As the festive celebrations of Diwali came to an end, several major Indian cities woke up to a grim reality on Monday morning – hazardous air quality levels. New Delhi, Kolkata, and Mumbai found themselves among the top 10 cities in the world with alarming levels of pollution, following a night of firecracker revelry.
New Delhi’s Unenviable Top Spot
New Delhi, known for its persistent air pollution woes, unsurprisingly occupied the top position on the list of cities grappling with severe pollution. The city recorded an Air Quality Index (AQI) reading of 420, placing it firmly in the ‘hazardous’ category, as reported by the Swiss group IQAir.
However, New Delhi was not alone in this grim scenario. Kolkata, the capital of West Bengal, secured the fourth spot on the list, with an AQI of 196, while Mumbai, the bustling financial hub, ranked eighth with an AQI of 163.
To put these figures into perspective, an AQI level of 400-500 poses a severe health risk to even healthy individuals and is extremely hazardous for those with pre-existing health conditions. An AQI level of 150-200 is considered harmful, causing discomfort to people with respiratory issues such as asthma and heart problems. In contrast, levels ranging from 0 to 50 are considered good air quality.
Diwali Celebrations Contribute to Pollution Surge
The hazardous air quality levels in these cities can be attributed to the exuberant Diwali celebrations, where fireworks are an integral part of the festivities. Every year, authorities impose bans on firecrackers in the capital and other major cities to curb pollution levels, but enforcement of these bans often remains lax.
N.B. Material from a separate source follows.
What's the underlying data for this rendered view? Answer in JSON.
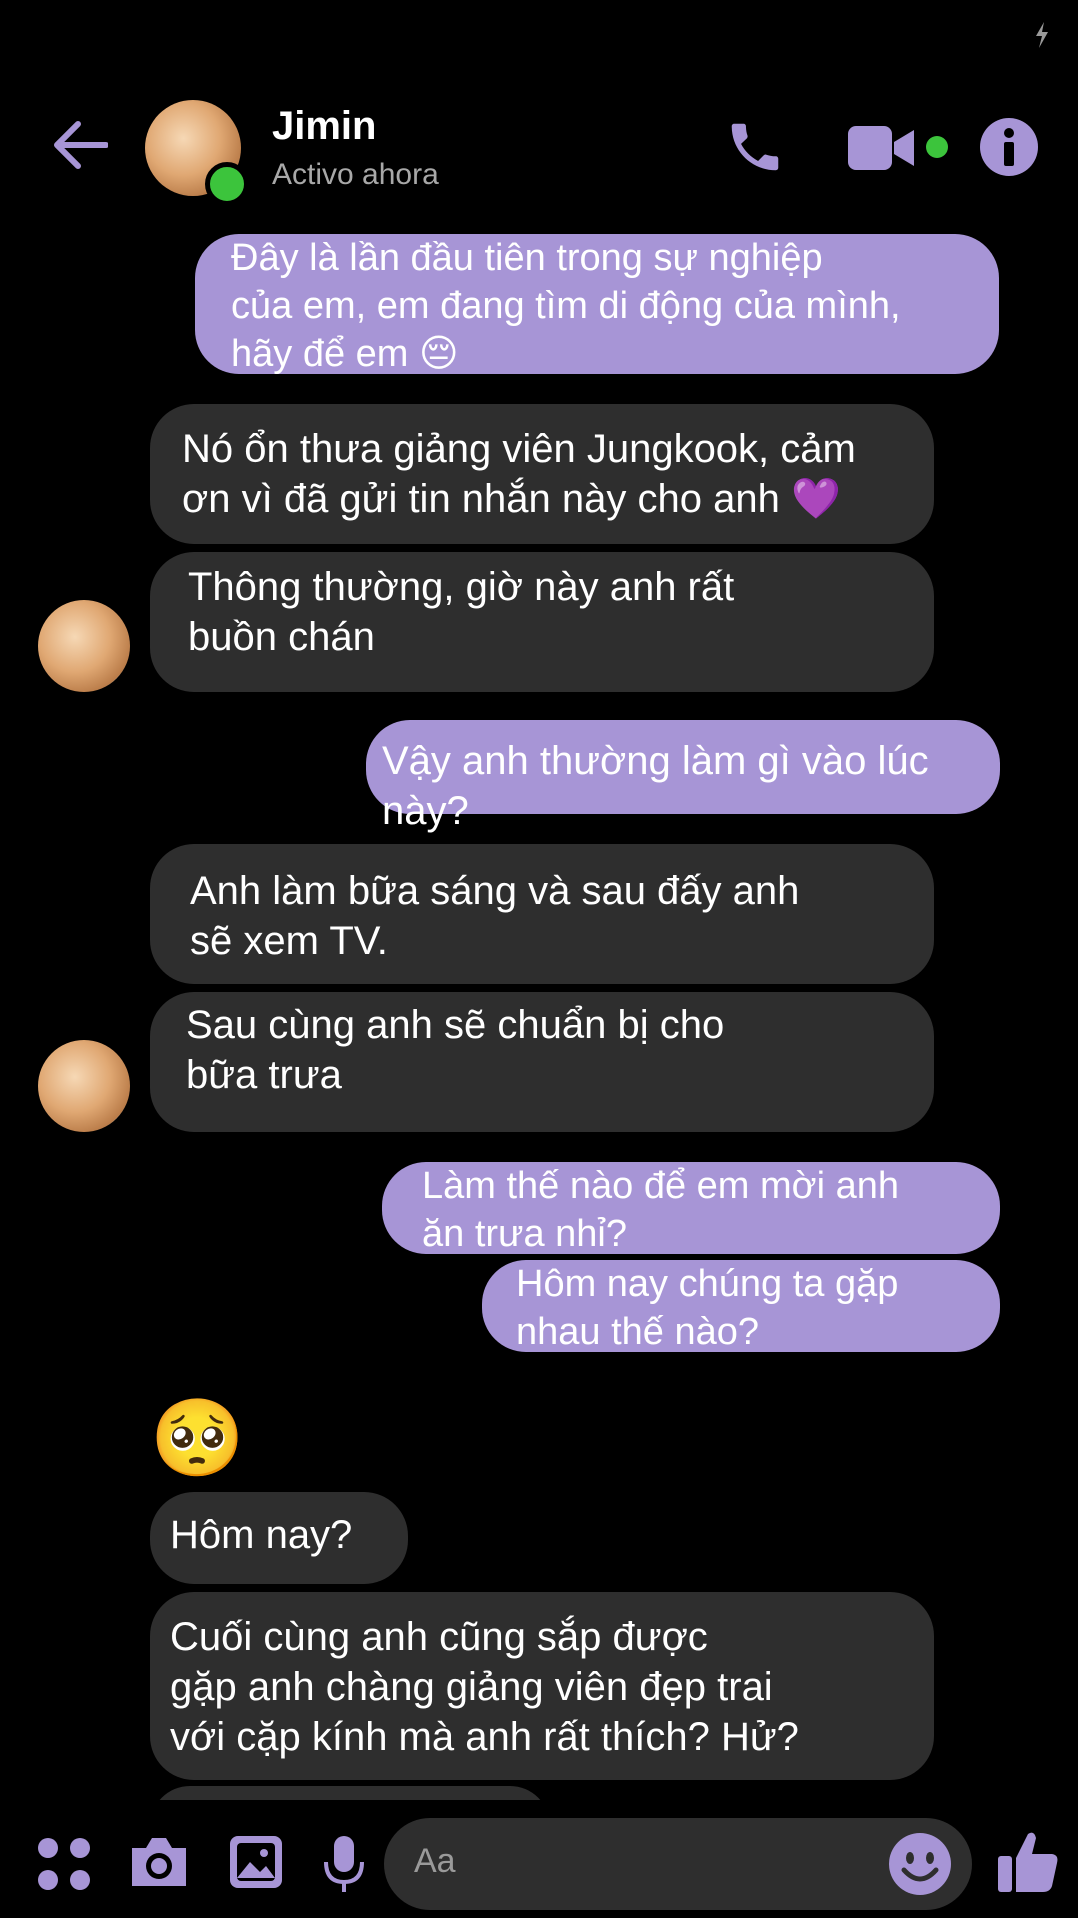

The aftermath of Diwali usually results in a significant deterioration of air quality across India. This decline occurs in the lead-up to winter, when cold air traps pollutants stemming from various sources, including vehicular emissions, industrial activities, construction dust, and the burning of agricultural waste.
Authorities Grapple With Enforcement and Response
Despite these recurring challenges, authorities in New Delhi and other affected regions have struggled to enforce strict measures to combat pollution effectively. Earlier, in response to alarming air quality levels, New Delhi authorities had considered restricting vehicular use, but this decision was postponed after a brief spell of rain provided temporary relief from a week-long exposure to toxic air.
Local governments have been grappling with the delicate balance of addressing pollution concerns while ensuring the safety and happiness of their citizens during the festive season. In the case of New Delhi, authorities plan to review the decision to restrict vehicle usage after the Diwali celebrations conclude.
The persistent air pollution crisis in India underscores the urgent need for comprehensive and sustained efforts to combat the problem. With each passing year, the health and well-being of residents in major cities are put at risk, highlighting the imperative of addressing this environmental challenge on a priority basis. As the festive season gives way to winter, the battle for cleaner air in India continues, with hopes that stricter enforcement of pollution control measures and public awareness will ultimately lead to a healthier and safer environment for all.